### Dataset rows describing interfaces
——————
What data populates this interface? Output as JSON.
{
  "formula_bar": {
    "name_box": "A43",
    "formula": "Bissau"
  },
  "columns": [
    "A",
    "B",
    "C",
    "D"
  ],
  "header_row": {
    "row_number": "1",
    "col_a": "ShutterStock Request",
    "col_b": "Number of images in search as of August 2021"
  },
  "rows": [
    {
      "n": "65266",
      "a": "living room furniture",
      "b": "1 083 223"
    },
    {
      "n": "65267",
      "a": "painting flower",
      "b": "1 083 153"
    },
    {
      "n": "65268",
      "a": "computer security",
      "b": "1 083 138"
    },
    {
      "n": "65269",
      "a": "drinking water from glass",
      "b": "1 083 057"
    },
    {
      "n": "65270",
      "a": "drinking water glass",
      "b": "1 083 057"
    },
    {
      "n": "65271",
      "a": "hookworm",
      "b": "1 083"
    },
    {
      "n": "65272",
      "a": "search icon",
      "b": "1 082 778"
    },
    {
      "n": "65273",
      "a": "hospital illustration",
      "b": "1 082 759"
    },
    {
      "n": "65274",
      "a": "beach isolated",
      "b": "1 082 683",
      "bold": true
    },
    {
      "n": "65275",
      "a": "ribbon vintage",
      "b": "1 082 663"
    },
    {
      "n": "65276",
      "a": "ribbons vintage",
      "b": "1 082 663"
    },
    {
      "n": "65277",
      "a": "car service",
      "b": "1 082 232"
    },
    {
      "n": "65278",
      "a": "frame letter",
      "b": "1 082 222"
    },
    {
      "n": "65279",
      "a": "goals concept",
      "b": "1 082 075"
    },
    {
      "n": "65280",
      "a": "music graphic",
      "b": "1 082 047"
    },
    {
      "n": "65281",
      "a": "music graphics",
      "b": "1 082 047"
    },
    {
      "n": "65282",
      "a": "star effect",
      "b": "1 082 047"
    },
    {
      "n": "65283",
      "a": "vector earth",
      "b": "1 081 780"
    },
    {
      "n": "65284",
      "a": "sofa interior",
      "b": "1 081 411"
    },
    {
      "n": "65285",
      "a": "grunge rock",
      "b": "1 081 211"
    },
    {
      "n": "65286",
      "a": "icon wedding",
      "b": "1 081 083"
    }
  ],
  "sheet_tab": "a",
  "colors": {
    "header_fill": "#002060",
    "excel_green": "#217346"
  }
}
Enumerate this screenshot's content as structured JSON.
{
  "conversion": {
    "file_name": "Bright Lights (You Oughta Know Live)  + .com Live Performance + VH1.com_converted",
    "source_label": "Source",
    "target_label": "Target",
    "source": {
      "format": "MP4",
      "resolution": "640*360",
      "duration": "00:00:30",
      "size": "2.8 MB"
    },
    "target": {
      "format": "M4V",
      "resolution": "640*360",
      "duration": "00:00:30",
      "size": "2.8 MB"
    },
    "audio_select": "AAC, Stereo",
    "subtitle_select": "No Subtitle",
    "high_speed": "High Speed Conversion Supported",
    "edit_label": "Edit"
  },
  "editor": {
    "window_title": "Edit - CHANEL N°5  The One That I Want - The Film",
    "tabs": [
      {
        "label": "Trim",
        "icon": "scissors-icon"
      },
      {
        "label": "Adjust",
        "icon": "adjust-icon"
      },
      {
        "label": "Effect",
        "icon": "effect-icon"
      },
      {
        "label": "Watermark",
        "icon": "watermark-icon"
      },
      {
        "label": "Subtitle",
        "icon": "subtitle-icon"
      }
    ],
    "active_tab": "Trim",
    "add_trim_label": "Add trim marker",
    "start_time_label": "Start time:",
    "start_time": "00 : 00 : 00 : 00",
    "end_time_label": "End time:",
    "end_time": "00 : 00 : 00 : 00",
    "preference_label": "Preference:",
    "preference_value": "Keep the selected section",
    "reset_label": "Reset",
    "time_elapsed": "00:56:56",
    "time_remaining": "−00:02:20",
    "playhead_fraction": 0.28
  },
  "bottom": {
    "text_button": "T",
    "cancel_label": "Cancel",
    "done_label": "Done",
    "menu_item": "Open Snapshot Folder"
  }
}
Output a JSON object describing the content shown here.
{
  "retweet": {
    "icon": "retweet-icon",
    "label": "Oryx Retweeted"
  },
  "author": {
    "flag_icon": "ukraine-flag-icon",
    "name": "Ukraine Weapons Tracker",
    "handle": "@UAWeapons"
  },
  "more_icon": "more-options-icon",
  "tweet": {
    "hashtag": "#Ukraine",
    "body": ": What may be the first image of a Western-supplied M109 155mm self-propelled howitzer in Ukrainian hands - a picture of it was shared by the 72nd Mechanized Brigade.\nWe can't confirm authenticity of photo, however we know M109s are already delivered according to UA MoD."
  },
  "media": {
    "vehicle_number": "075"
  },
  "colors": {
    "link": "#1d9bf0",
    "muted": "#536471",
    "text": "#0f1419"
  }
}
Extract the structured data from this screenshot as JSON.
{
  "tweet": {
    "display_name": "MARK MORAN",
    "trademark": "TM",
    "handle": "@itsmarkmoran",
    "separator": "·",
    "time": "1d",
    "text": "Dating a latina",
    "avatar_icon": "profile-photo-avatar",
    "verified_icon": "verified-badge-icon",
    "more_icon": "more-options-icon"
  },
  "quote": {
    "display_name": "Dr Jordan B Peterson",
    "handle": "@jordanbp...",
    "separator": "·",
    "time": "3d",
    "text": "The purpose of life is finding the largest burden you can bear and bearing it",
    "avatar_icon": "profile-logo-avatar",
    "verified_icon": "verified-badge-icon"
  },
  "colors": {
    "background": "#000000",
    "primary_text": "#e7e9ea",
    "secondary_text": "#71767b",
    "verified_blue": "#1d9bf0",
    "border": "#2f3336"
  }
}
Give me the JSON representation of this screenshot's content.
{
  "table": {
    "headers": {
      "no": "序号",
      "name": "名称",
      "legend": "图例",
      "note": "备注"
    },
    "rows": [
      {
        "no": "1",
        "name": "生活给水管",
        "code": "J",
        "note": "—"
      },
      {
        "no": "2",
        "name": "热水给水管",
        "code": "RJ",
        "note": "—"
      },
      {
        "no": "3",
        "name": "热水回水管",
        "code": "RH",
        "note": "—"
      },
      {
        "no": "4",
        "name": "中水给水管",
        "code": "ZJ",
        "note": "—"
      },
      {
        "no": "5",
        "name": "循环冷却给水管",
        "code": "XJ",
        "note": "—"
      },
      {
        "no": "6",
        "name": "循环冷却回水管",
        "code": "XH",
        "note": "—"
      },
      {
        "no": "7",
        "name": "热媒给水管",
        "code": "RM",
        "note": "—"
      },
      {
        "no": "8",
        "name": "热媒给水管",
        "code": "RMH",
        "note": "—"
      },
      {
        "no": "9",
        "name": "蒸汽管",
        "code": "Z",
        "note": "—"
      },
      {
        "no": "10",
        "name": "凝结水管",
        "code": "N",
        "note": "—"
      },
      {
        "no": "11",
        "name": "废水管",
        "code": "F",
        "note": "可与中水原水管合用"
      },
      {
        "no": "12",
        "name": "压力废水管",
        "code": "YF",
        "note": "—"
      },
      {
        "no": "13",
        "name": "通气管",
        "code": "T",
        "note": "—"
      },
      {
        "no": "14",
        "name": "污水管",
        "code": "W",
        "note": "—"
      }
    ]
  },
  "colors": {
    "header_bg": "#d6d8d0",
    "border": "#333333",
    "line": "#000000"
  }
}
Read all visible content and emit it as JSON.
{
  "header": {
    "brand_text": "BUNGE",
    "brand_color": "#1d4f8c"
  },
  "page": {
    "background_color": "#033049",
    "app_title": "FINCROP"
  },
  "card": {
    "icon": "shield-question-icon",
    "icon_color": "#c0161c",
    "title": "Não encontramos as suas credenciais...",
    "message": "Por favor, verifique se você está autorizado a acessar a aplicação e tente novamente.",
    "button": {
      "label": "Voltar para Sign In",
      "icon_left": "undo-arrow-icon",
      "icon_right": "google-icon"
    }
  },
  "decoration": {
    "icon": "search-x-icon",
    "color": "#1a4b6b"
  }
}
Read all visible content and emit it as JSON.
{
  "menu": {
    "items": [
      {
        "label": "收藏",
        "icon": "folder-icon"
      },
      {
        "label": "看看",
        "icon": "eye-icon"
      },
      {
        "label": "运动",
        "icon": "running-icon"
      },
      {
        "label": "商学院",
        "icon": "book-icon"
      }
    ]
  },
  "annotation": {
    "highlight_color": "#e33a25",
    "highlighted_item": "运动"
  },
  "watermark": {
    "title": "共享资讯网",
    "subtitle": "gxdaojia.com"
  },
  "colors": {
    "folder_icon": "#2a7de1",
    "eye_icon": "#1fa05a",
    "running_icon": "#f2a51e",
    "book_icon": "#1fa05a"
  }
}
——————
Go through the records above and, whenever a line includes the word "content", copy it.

Enumerate this screenshot's content as structured JSON.
Output a JSON object describing the content shown here.
Give me the JSON representation of this screenshot's content.
Read all visible content and emit it as JSON.
Read all visible content and emit it as JSON.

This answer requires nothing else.